  • The chances of Inadvertent production of privileged material can be reduced by the cross-checking of the production by a second or third pair of eyes in counsel’s office, and can be guarded against by inadvertent disclosure and claw-back discovery agreements, entered into at the outset of the case, along with such things as confidentiality agreements, and consent agreements to protective orders.

Zawadsky v. Bankers Standard Ins. Co., (D. N.J. 2015)

Cyber Liability Insurance Bad Faith Suit Trimmed In Utah

A U.S. District Court Judge in Utah has granted partial summary judgment in favor of Travelers Insurance in a bad faith suit involving a Cyber Liability insurance policy.  U.S. District Judge Ted Stewart of Utah has dismissed portions of a bad faith suit against Travelers, ruling that it has no duty to defend or indemnify its insured, Federal Recovery, in an underlying data breach lawsuit.  The Court found that Travelers’ coverage position was “fairly debatable,” and therefore that the position it took cannot, as a matter  of law, be found to have been taken in bad faith.

The Court denied Traveler’s motion to dismiss that portion of the suit against it relating to Traveler’s intake and handling of the claim, however.  The insured claims that Travelers breached its duty of good faith and fair dealing in allegedly misleading its insured to delay the filing of the claim until it received formal suit papers.   The Court also found there were factual issues relating to whether Travelers  diligently investigated, evaluated, and communicated about the claim to its insured, and denied Travelers’ summary judgment motion as to those claims also.

The Takeaway:   This decision is a textbook example of a jurisdiction in which having a reasonable position to deny coverage to an insured is not the end of the bad faith analysis.  Claims handling (the means), separate and apart from the claims decision (the end), is subject to bad faith scrutiny under this jurisdiction’s bad faith law.  Best claims practices, therefore, should facilitate proper claims decisions being made in conjunction with proper claims handling, from initial intake to final coverage decision.

Travelers v. Fed. Recovery Services (D. Utah 2016)

3rd Circuit Affirms Denial of Remand Motion, Upholds UM/UIM Waiver

In Lieb v. Allstate, the 3rd Circuit Court of Appeals affirmed district court rulings 1.) denying the insured’s remand motion after Allstate removed the case from state court; and 2.) affirming dismissal of breach of contract claims under an automobile insurance policy, finding the insured’s waiver of UM/UIM coverage to be valid under the Pa.M.V.F.R.L.

The district court properly looked to  assessing jurisdictional amount as of the time of the removal, the appeals court found.  At that time, the Plaintiff’s complaint contained a claim for insurance bad faith, thus taking the value of the case in excess of the $75,000 jurisdictional limit.

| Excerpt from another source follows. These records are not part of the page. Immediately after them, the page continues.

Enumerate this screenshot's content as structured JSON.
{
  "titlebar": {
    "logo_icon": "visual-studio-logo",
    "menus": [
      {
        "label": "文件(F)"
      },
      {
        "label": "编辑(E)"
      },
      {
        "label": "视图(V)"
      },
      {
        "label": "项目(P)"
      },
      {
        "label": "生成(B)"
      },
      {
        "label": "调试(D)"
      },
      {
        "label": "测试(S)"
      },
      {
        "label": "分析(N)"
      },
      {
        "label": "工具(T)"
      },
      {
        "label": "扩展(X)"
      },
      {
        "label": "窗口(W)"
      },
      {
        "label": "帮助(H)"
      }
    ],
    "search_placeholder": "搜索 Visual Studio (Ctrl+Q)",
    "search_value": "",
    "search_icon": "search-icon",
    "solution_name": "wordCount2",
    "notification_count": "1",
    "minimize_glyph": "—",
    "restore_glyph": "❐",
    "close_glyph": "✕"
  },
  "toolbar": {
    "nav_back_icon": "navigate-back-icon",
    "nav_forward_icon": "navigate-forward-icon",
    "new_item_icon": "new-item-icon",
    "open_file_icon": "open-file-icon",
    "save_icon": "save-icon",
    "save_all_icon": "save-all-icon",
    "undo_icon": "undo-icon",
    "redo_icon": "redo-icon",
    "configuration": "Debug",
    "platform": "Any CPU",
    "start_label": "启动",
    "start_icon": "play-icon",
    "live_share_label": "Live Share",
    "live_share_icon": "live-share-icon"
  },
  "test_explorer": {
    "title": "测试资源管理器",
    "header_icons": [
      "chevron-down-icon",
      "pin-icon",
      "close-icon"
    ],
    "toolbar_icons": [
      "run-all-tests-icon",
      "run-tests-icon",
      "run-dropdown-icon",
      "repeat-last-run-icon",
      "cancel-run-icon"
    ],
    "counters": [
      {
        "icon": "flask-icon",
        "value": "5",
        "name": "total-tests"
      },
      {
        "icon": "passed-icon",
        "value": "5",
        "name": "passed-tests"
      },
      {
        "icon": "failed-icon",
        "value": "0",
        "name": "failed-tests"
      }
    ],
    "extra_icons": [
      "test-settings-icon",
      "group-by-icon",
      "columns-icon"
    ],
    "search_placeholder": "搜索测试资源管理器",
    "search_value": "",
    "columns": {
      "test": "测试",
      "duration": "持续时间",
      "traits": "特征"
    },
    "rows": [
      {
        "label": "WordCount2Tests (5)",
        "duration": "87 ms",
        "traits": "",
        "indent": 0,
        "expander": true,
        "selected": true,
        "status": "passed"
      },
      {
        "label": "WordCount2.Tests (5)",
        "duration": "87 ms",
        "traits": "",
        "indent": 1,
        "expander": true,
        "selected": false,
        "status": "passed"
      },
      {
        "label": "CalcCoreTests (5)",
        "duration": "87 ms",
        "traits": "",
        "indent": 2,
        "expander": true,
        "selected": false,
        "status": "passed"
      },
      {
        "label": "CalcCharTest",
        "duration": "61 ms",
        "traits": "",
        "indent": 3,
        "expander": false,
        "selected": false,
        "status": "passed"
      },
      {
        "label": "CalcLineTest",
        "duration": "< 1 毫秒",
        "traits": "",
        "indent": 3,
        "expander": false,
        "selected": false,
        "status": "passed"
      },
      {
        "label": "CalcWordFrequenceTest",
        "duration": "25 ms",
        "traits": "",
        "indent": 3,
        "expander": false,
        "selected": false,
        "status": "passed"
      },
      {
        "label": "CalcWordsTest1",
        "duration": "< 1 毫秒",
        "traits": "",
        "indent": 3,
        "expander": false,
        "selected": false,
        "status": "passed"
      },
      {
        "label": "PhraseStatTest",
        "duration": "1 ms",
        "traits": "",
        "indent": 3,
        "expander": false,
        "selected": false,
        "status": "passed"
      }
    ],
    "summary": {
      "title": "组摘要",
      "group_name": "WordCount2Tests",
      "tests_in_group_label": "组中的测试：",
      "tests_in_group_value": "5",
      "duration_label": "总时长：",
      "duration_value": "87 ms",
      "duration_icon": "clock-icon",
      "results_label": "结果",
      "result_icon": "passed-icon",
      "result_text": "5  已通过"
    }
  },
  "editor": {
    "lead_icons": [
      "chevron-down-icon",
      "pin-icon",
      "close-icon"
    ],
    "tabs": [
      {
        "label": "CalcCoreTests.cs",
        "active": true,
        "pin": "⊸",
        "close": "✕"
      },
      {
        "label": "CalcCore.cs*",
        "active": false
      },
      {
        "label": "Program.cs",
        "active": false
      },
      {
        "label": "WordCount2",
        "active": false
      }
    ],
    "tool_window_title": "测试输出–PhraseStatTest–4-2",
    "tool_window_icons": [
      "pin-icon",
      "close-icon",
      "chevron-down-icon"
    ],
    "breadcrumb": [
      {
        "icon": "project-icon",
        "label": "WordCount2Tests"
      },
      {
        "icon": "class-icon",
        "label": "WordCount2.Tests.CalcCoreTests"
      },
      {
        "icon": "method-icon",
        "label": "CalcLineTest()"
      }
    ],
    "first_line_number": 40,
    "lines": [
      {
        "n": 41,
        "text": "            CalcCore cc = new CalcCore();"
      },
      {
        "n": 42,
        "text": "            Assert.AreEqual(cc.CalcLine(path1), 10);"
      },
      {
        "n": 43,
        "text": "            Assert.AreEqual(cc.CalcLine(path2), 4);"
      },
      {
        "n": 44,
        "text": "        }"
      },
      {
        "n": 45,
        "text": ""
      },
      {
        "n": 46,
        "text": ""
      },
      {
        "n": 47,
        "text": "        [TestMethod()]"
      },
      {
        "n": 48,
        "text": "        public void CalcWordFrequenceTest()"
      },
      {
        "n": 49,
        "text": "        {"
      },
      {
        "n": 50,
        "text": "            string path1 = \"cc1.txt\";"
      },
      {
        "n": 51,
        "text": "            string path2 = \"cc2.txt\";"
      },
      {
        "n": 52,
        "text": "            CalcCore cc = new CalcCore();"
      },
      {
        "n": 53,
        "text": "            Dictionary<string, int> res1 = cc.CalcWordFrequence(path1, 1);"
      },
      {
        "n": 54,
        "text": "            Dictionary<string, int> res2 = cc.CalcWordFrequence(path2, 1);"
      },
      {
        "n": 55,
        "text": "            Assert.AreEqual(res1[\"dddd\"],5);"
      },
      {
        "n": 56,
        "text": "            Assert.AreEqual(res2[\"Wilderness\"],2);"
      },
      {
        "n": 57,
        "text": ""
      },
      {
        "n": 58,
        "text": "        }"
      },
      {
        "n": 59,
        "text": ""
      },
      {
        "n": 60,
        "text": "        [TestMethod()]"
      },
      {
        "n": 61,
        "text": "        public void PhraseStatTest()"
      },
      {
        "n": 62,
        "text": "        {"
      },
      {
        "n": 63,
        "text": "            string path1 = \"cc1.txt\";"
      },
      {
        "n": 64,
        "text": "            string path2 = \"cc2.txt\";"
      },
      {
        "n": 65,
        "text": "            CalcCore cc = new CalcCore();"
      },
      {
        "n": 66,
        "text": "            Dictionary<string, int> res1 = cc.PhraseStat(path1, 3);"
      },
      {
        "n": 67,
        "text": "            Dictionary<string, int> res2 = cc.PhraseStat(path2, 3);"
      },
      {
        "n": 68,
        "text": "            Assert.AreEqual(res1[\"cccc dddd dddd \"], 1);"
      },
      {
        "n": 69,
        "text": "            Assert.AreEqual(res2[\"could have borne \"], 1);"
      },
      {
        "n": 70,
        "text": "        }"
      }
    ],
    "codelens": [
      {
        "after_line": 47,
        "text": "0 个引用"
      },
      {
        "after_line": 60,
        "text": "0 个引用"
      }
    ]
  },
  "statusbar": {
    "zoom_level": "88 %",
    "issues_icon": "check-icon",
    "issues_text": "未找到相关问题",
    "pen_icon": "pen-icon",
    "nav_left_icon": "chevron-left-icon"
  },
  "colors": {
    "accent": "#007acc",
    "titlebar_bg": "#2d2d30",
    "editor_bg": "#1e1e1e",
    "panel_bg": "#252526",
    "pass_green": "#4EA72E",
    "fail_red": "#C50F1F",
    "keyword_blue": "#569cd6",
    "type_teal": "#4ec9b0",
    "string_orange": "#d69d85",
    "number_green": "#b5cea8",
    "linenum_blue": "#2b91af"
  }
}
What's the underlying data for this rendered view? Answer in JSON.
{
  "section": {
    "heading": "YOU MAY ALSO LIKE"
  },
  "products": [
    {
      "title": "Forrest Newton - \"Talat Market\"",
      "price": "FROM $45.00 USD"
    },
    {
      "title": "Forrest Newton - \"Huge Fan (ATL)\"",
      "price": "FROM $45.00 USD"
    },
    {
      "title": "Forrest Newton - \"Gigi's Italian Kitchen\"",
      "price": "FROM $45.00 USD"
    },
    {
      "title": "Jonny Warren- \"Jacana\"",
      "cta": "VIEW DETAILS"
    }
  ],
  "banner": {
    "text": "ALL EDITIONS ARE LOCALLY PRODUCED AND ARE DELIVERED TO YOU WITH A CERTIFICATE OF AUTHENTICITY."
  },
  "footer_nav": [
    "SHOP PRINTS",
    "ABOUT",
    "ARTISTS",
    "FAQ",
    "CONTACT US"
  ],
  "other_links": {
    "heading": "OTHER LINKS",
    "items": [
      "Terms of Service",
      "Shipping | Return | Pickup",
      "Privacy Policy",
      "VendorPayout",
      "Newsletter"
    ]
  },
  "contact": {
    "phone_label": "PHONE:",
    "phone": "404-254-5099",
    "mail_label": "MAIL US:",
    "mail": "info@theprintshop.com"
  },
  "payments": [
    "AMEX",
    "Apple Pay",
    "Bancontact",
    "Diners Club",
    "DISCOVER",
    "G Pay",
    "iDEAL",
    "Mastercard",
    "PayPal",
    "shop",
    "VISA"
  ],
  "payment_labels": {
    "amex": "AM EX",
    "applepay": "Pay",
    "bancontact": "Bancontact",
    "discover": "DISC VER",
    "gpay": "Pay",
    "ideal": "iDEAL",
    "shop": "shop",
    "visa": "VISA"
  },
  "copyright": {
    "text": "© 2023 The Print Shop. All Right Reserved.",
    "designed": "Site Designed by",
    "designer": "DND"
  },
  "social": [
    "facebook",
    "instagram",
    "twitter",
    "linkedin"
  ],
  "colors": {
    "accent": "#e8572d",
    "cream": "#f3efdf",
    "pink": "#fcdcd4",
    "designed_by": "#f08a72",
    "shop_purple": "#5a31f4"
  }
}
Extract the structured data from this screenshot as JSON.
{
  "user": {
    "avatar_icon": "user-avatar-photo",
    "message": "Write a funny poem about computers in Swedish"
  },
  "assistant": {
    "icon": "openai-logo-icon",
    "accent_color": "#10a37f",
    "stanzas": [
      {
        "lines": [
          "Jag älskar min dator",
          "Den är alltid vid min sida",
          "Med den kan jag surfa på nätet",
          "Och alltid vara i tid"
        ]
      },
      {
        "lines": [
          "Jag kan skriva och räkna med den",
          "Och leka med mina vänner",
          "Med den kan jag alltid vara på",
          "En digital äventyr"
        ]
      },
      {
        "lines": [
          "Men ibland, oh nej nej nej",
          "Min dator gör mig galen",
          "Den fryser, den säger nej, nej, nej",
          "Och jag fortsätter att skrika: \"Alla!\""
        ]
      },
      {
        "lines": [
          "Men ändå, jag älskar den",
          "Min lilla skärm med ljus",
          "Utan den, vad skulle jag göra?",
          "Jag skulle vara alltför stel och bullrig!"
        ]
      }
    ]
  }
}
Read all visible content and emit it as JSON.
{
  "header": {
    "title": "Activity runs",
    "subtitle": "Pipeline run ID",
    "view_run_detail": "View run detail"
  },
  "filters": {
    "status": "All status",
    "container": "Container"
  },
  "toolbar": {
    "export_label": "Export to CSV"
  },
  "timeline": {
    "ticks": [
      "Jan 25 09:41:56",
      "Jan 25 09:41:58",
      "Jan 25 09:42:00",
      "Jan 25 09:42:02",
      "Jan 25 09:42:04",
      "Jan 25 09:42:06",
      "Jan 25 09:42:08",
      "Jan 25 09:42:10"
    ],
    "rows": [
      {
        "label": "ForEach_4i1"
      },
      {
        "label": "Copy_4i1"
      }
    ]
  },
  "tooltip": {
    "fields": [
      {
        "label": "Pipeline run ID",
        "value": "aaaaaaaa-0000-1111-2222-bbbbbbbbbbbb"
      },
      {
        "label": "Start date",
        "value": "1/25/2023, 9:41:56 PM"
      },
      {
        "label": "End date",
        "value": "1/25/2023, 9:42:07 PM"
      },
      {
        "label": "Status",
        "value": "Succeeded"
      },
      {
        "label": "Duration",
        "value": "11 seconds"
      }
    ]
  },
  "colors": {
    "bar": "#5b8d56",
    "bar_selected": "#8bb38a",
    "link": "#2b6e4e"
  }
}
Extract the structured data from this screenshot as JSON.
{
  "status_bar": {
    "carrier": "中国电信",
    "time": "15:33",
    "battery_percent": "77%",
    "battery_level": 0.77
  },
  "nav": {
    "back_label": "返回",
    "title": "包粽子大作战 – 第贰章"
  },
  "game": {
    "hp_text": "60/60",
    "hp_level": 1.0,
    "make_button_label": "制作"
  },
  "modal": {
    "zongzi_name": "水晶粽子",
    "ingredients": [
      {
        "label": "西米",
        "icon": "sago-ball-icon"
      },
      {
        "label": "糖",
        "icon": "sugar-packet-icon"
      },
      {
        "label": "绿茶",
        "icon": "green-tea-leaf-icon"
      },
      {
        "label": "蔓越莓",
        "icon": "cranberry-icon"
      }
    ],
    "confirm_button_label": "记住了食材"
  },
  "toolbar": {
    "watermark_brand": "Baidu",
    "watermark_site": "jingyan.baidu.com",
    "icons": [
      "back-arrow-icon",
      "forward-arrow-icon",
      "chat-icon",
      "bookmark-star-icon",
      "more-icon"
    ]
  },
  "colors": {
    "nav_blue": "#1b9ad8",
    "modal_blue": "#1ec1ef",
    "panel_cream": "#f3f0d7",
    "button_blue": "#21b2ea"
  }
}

The appeals court also affirmed the dismissal of the insured’s suit for UM/UIM benefits, finding a signed waiver form in compliance with Pa. law.

Lieb v. Allstate (3rd Cir. 2016)

NJ Gov. Signs Fraudulent COI Bill

New Jersey Governor Chris Christie has signed legislation which makes it expressly illegal to request the issuance of certificates of insurance which contain false or misleading information. Click on link below for full text of bill.

New Jersey Bill S-3270